Forex analysis software includes charts that are useful in identifying user set perimeters. These may be available from a broker through the use of a trial account. It is critical that new traders experiment with a couple of different brokers and offerings before deciding where to open their account.

(To learn more about forex trading, read Investopedia's Forex Walkthrough.)

Types of Forex Analysis

Just as there is no one-stop exchange for exchanging foreign currencies, there is no one-stop type of forex analysis. Forex analysis is highly dependent on the business or individual doing the trading and may be technical, fundamental or based on sentiment.

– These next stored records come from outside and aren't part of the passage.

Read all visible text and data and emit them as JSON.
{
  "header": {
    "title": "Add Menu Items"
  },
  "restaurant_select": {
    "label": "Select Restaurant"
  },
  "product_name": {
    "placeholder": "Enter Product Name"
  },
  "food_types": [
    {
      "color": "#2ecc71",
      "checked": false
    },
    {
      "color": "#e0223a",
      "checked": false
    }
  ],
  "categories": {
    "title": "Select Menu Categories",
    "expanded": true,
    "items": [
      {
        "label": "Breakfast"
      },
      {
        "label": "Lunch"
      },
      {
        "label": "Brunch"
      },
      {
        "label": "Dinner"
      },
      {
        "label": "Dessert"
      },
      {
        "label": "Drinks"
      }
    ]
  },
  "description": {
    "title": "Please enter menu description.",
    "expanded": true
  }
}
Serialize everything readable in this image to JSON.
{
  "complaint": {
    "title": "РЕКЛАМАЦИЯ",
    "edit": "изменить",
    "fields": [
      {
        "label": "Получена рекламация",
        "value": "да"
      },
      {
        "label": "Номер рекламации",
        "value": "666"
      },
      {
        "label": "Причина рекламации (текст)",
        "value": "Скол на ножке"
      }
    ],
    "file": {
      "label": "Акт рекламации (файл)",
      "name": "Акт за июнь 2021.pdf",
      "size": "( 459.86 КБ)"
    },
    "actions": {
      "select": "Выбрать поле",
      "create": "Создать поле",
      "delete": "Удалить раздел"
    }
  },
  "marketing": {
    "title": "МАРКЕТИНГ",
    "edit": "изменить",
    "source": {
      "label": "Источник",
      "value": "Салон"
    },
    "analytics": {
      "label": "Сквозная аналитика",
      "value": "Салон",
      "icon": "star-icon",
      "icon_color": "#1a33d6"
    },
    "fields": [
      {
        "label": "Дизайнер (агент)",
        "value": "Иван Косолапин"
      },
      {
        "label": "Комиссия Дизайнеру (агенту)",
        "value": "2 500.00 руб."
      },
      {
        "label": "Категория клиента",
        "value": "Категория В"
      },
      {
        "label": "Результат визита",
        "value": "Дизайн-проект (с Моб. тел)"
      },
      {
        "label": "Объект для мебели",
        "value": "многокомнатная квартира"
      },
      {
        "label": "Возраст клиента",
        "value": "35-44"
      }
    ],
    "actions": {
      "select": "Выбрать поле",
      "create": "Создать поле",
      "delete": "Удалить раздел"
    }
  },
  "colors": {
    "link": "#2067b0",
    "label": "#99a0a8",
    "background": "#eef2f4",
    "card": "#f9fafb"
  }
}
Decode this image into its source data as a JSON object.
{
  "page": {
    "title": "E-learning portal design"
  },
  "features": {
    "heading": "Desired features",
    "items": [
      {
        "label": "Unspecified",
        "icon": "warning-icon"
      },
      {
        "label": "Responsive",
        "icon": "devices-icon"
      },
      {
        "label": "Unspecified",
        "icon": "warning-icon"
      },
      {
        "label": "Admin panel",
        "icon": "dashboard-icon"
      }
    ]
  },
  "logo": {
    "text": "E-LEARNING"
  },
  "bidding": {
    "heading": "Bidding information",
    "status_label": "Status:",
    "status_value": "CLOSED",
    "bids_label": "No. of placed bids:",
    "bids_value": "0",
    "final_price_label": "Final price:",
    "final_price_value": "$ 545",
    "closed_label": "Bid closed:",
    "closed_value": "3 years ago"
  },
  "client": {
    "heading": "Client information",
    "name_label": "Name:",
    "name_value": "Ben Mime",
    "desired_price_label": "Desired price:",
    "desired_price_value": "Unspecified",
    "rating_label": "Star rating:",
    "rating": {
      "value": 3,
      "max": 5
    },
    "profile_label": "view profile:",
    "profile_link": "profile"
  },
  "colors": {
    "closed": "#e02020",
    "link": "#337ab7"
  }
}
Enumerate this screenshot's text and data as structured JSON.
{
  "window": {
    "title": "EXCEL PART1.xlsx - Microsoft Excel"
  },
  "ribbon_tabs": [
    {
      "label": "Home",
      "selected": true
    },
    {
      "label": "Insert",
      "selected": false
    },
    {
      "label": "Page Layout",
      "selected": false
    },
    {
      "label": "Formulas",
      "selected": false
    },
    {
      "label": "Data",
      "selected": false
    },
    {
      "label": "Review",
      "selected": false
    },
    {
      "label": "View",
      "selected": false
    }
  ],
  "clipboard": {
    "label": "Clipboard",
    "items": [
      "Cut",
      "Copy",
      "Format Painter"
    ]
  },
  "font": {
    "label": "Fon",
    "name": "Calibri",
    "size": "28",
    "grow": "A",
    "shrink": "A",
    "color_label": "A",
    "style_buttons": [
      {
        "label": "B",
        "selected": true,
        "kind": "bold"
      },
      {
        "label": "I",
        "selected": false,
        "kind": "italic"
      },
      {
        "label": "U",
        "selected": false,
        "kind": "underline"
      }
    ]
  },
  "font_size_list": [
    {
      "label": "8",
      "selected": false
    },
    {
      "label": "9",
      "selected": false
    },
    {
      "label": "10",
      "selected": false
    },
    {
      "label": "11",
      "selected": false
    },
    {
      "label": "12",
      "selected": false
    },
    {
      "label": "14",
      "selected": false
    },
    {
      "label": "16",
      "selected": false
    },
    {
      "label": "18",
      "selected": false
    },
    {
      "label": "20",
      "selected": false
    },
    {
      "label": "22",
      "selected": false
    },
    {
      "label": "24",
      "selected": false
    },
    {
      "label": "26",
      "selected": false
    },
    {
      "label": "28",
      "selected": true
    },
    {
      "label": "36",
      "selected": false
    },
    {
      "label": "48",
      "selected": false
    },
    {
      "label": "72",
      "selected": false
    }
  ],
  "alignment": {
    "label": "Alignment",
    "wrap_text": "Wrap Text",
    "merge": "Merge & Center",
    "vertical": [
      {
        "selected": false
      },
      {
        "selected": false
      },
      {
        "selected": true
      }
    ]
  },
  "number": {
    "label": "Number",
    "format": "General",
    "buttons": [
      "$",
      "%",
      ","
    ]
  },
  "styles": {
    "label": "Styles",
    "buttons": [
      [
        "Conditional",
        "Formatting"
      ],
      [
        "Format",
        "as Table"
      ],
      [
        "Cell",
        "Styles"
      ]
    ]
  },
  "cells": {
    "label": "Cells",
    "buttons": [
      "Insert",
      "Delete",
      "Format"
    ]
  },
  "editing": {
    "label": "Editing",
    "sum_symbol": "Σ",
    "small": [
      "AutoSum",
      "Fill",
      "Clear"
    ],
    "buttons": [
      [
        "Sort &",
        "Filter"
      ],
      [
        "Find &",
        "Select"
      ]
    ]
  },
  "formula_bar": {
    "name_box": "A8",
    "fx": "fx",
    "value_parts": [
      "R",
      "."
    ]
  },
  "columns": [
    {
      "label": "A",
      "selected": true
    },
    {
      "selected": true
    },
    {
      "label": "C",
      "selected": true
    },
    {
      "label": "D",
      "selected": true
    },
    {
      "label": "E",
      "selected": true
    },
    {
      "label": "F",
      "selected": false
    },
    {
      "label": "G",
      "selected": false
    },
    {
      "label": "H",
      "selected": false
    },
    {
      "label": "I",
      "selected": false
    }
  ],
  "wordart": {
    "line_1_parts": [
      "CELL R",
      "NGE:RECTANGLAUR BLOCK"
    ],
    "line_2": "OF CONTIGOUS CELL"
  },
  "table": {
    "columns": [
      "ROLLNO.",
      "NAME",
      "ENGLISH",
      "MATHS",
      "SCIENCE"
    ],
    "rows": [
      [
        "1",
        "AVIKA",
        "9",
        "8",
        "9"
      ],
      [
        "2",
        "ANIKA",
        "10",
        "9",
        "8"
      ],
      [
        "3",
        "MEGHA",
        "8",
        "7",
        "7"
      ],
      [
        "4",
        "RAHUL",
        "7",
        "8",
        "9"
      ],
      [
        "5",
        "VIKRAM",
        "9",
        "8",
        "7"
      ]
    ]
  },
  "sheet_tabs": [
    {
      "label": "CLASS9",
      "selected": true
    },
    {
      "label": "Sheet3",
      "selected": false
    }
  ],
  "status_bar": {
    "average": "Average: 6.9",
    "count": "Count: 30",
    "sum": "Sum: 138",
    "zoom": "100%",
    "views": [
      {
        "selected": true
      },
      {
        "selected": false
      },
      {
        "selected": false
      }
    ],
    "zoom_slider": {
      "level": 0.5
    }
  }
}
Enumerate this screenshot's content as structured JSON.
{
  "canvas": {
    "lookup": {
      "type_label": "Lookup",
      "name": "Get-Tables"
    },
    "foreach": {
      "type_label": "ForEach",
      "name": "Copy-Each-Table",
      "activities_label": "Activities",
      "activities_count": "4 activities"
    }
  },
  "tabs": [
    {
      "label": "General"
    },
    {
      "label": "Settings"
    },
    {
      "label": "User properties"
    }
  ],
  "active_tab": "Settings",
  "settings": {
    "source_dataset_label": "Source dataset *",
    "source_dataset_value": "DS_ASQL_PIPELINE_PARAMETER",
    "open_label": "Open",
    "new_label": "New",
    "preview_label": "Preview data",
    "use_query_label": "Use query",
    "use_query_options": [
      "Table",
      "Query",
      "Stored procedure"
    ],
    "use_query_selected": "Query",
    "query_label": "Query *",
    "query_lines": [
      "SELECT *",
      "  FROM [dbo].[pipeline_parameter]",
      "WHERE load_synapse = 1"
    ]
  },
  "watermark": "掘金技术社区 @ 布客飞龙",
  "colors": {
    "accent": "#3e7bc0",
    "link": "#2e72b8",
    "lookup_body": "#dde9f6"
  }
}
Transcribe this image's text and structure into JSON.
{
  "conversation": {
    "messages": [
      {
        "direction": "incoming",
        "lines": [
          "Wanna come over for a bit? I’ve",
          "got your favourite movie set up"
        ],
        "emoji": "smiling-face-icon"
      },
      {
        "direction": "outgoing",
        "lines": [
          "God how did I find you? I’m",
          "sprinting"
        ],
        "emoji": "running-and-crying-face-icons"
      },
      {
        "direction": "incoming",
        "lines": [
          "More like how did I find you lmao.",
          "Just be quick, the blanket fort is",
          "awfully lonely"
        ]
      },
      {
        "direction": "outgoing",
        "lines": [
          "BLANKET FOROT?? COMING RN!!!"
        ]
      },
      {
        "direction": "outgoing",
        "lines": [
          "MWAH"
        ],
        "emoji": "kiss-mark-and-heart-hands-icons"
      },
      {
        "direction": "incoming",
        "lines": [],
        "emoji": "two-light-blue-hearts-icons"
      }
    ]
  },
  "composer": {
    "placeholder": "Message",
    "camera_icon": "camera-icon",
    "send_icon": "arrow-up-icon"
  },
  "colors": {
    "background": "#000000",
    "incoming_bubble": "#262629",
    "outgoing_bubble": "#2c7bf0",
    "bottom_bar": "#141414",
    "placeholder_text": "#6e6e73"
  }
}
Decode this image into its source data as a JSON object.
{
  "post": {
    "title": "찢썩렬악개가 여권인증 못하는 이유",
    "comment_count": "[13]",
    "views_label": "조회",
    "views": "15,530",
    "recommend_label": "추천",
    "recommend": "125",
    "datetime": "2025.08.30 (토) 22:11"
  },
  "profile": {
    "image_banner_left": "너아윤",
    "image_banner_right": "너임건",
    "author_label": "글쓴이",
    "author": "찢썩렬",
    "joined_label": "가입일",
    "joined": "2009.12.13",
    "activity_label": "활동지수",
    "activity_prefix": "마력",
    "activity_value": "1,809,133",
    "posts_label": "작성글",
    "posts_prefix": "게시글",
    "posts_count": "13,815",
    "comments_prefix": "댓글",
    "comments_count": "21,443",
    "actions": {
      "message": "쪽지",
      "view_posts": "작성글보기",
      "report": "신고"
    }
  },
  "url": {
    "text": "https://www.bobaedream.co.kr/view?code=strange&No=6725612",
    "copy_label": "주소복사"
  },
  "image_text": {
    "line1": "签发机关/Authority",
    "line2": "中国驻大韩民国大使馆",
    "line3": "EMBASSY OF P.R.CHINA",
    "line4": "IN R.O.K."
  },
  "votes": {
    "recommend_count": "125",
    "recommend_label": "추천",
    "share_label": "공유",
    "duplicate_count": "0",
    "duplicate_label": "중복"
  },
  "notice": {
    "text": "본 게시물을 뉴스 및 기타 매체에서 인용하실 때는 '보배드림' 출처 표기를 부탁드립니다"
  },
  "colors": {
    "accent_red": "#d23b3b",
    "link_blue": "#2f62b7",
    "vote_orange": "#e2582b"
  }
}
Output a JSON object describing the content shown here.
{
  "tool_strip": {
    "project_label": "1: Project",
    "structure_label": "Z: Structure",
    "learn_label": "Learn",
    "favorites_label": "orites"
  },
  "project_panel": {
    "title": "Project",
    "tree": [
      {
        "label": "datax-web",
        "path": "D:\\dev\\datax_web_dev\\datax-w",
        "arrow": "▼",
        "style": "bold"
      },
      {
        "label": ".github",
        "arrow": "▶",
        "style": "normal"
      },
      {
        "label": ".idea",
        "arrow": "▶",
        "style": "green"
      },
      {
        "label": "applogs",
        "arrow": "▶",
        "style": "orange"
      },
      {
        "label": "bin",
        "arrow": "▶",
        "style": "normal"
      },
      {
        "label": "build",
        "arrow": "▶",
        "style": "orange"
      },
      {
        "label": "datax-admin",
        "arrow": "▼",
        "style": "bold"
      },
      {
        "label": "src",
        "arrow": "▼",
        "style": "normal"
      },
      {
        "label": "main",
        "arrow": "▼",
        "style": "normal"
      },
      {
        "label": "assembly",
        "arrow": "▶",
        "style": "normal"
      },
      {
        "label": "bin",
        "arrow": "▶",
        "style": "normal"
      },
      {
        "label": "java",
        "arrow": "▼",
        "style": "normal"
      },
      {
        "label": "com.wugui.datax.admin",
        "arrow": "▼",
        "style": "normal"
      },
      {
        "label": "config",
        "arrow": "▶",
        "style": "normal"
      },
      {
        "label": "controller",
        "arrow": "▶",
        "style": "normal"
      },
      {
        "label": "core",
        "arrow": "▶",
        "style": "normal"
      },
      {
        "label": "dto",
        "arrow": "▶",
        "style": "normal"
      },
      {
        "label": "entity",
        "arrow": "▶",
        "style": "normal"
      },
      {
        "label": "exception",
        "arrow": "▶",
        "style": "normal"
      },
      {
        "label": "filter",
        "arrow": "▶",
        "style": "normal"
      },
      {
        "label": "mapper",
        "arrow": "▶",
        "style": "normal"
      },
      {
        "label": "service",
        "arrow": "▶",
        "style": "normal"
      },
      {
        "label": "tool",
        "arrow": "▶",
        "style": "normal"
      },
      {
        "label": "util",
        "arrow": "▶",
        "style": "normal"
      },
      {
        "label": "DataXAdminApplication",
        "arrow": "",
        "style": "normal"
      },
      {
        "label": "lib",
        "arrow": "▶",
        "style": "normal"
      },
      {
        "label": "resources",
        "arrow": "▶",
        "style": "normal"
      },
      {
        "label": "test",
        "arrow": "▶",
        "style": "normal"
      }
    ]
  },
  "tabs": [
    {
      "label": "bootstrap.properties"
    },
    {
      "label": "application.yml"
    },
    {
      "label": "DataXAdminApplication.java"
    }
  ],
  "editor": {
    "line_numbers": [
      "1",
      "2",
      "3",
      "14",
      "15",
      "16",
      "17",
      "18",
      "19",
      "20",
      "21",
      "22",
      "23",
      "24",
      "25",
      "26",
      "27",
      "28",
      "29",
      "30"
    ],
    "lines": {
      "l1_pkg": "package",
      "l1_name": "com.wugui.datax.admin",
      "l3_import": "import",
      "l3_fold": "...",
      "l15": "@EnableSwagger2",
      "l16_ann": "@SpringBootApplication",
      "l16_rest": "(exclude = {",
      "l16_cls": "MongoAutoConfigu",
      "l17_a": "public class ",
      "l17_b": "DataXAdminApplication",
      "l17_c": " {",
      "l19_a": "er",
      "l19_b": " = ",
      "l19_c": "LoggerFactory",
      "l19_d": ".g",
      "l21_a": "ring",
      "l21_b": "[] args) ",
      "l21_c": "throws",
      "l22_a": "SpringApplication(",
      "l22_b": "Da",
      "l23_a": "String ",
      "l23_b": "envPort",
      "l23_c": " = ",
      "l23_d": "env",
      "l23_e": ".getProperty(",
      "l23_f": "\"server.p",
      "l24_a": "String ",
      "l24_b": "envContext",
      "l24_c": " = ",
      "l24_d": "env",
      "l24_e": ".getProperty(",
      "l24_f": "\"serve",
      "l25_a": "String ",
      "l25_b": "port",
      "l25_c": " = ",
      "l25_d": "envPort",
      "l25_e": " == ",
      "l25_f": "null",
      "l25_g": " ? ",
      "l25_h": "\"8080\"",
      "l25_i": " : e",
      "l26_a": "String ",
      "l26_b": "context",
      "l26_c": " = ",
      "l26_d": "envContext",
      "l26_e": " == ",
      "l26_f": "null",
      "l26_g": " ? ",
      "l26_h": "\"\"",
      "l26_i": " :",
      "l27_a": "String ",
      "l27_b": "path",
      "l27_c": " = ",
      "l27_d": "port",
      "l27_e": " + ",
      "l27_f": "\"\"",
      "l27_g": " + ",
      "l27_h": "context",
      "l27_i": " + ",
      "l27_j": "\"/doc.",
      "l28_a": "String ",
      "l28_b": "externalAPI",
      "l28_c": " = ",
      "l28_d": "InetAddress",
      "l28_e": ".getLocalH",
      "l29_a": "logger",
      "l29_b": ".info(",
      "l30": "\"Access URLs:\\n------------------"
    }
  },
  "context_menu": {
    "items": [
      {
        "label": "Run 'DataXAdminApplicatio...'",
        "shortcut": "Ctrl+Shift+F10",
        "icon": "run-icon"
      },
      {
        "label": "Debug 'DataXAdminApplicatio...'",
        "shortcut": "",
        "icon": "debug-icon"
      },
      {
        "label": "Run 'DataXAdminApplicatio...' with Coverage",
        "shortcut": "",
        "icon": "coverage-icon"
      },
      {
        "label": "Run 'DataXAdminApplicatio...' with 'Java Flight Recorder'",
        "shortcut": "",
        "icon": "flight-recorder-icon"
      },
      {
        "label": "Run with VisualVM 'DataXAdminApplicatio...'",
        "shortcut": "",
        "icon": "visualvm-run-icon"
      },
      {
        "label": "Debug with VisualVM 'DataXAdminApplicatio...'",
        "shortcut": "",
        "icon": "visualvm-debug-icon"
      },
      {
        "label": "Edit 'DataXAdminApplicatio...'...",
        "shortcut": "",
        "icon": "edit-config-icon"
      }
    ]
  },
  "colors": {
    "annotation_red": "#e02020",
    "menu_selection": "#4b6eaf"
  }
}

  • Technical analysis relies on past price movement data to predict currencies’ future value. Traders focus on charts of price movement and various analytical tools to evaluate a security's strength or weakness. In technical analysis, a trader examines the prices of specified currencies over time. In most cases, they will recognize repeated patterns, which they then use to predict the movement of the market. With automated technical analysis, computer software analyzes the history of the currencies’ price movement. Currency values tend to fluctuate in fairly predictable patterns, which gives this style of analysis value. Technical analysis is the most popular type of forex analysis.
  • ​​​​​​Fundamental analysis relies on current factors affecting countries’ economies. These traders look at related economic, financial, and other qualitative and quantitative factors. In fundamental analysis, traders examine factors such as a country’s inflation rate, interest rates, GDP and other economic indicators. Traders consider interest rates particularly important when making decisions. A higher interest rate will attract more investors, which, over time, will increase the value of that country’s currency.
  • Analysis based on sentiment occurs when a large proportion of traders invest in a specific currency. It is the feeling or tone of a market or its crowd psychology. When a trader uses sentiment to analyze the forex market, they look for a particularly large amount of investment in a particular currency. With a large number of investors purchasing a given currency, the number of future sellers of that currency expands. This can create some risk if many of those investors decide to sell that currency at the same time.